What to produce: Every entry has to be output exactly, with none skipped.

========

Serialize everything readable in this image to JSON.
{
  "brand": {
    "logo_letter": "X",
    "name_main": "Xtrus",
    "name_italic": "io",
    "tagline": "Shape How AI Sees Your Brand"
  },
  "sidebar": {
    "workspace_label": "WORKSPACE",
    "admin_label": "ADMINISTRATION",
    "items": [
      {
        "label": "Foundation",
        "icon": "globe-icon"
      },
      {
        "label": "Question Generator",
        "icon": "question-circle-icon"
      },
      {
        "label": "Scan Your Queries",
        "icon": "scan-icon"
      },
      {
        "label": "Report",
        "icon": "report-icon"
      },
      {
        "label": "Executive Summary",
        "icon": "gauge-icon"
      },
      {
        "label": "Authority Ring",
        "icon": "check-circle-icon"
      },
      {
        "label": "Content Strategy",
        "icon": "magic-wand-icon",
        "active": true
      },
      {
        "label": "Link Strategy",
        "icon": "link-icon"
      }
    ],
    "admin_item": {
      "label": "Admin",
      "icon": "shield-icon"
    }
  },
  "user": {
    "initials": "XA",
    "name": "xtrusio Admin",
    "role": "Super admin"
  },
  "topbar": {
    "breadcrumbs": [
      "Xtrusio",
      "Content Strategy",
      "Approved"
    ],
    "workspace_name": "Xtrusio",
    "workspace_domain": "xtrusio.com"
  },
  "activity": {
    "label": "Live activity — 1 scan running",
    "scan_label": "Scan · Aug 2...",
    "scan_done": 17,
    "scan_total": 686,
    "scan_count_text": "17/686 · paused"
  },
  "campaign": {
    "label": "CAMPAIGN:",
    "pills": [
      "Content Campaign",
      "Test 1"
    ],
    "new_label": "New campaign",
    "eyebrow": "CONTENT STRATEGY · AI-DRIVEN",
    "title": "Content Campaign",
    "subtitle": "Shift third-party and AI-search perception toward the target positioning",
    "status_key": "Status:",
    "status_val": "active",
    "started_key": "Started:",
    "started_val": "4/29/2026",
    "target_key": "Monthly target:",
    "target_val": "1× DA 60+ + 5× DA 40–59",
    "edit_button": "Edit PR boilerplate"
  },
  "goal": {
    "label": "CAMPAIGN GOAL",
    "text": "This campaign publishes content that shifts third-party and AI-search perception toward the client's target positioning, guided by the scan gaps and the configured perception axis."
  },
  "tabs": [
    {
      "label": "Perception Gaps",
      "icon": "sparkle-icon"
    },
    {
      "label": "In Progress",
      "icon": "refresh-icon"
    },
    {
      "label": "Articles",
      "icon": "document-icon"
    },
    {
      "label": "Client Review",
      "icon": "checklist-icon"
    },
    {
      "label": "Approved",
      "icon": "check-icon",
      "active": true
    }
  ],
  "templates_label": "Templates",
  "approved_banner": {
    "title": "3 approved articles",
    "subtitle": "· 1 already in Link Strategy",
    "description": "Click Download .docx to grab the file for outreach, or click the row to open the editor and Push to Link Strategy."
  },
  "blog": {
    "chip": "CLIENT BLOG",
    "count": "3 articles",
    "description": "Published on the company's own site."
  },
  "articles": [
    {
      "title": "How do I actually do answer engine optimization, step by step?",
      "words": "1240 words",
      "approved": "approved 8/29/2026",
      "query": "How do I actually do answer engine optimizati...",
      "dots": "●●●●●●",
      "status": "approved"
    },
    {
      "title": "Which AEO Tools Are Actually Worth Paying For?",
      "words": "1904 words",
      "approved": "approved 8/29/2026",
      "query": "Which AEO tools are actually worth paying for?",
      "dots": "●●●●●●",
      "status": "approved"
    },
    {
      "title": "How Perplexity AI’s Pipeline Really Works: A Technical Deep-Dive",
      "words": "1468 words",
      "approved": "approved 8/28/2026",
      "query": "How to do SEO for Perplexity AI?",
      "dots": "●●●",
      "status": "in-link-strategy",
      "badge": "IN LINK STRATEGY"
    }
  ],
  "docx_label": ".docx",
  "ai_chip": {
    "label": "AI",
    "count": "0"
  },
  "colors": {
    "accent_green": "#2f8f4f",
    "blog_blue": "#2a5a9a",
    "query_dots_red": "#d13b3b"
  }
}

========

Written response:
Serialize everything readable in this image to JSON.
{
  "brand": {
    "logo_letter": "X",
    "name_main": "Xtrus",
    "name_italic": "io",
    "tagline": "Shape How AI Sees Your Brand"
  },
  "sidebar": {
    "workspace_label": "WORKSPACE",
    "admin_label": "ADMINISTRATION",
    "items": [
      {
        "label": "Foundation",
        "icon": "globe-icon"
      },
      {
        "label": "Question Generator",
        "icon": "question-circle-icon"
      },
      {
        "label": "Scan Your Queries",
        "icon": "scan-icon"
      },
      {
        "label": "Report",
        "icon": "report-icon"
      },
      {
        "label": "Executive Summary",
        "icon": "gauge-icon"
      },
      {
        "label": "Authority Ring",
        "icon": "check-circle-icon"
      },
      {
        "label": "Content Strategy",
        "icon": "magic-wand-icon",
        "active": true
      },
      {
        "label": "Link Strategy",
        "icon": "link-icon"
      }
    ],
    "admin_item": {
      "label": "Admin",
      "icon": "shield-icon"
    }
  },
  "user": {
    "initials": "XA",
    "name": "xtrusio Admin",
    "role": "Super admin"
  },
  "topbar": {
    "breadcrumbs": [
      "Xtrusio",
      "Content Strategy",
      "Approved"
    ],
    "workspace_name": "Xtrusio",
    "workspace_domain": "xtrusio.com"
  },
  "activity": {
    "label": "Live activity — 1 scan running",
    "scan_label": "Scan · Aug 2...",
    "scan_done": 17,
    "scan_total": 686,
    "scan_count_text": "17/686 · paused"
  },
  "campaign": {
    "label": "CAMPAIGN:",
    "pills": [
      "Content Campaign",
      "Test 1"
    ],
    "new_label": "New campaign",
    "eyebrow": "CONTENT STRATEGY · AI-DRIVEN",
    "title": "Content Campaign",
    "subtitle": "Shift third-party and AI-search perception toward the target positioning",
    "status_key": "Status:",
    "status_val": "active",
    "started_key": "Started:",
    "started_val": "4/29/2026",
    "target_key": "Monthly target:",
    "target_val": "1× DA 60+ + 5× DA 40–59",
    "edit_button": "Edit PR boilerplate"
  },
  "goal": {
    "label": "CAMPAIGN GOAL",
    "text": "This campaign publishes content that shifts third-party and AI-search perception toward the client's target positioning, guided by the scan gaps and the configured perception axis."
  },
  "tabs": [
    {
      "label": "Perception Gaps",
      "icon": "sparkle-icon"
    },
    {
      "label": "In Progress",
      "icon": "refresh-icon"
    },
    {
      "label": "Articles",
      "icon": "document-icon"
    },
    {
      "label": "Client Review",
      "icon": "checklist-icon"
    },
    {
      "label": "Approved",
      "icon": "check-icon",
      "active": true
    }
  ],
  "templates_label": "Templates",
  "approved_banner": {
    "title": "3 approved articles",
    "subtitle": "· 1 already in Link Strategy",
    "description": "Click Download .docx to grab the file for outreach, or click the row to open the editor and Push to Link Strategy."
  },
  "blog": {
    "chip": "CLIENT BLOG",
    "count": "3 articles",
    "description": "Published on the company's own site."
  },
  "articles": [
    {
      "title": "How do I actually do answer engine optimization, step by step?",
      "words": "1240 words",
      "approved": "approved 8/29/2026",
      "query": "How do I actually do answer engine optimizati...",
      "dots": "●●●●●●",
      "status": "approved"
    },
    {
      "title": "Which AEO Tools Are Actually Worth Paying For?",
      "words": "1904 words",
      "approved": "approved 8/29/2026",
      "query": "Which AEO tools are actually worth paying for?",
      "dots": "●●●●●●",
      "status": "approved"
    },
    {
      "title": "How Perplexity AI’s Pipeline Really Works: A Technical Deep-Dive",
      "words": "1468 words",
      "approved": "approved 8/28/2026",
      "query": "How to do SEO for Perplexity AI?",
      "dots": "●●●",
      "status": "in-link-strategy",
      "badge": "IN LINK STRATEGY"
    }
  ],
  "docx_label": ".docx",
  "ai_chip": {
    "label": "AI",
    "count": "0"
  },
  "colors": {
    "accent_green": "#2f8f4f",
    "blog_blue": "#2a5a9a",
    "query_dots_red": "#d13b3b"
  }
}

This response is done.